BEGIN Material provided

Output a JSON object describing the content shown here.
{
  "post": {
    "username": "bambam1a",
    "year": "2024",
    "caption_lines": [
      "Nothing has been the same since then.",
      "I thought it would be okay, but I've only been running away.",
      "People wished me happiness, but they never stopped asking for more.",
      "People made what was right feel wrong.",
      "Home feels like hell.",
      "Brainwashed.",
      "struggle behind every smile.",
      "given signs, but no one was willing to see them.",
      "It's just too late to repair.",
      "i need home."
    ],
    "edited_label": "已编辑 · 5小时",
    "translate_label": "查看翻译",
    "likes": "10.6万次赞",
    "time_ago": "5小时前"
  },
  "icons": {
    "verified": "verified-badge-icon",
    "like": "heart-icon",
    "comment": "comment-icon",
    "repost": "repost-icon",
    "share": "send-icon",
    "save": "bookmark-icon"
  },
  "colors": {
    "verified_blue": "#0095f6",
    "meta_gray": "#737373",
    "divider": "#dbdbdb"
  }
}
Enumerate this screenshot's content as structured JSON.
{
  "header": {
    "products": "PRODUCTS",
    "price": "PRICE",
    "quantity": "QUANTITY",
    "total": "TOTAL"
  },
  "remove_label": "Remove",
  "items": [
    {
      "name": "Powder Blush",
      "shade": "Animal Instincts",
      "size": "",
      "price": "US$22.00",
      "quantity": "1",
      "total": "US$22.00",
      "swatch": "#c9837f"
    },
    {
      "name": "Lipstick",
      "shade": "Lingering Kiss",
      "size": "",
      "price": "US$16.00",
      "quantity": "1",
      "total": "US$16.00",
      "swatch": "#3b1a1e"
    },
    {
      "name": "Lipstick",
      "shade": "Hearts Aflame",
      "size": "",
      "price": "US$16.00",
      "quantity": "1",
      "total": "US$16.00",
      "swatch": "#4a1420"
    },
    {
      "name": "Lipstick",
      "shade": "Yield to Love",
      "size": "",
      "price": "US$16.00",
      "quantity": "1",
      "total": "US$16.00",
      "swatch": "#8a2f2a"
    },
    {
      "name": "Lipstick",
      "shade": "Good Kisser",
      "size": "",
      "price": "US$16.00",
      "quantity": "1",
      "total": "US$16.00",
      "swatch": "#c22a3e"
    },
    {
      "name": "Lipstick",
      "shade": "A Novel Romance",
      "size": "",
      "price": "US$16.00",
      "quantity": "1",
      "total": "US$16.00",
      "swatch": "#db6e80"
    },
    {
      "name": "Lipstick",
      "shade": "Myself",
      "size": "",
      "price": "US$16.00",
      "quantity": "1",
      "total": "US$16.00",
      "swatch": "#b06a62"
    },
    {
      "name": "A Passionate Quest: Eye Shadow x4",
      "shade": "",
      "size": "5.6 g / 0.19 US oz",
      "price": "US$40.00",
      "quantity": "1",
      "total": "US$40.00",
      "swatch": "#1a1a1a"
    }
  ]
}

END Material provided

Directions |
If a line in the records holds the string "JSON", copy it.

Exercise result |
Output a JSON object describing the content shown here.
Enumerate this screenshot's content as structured JSON.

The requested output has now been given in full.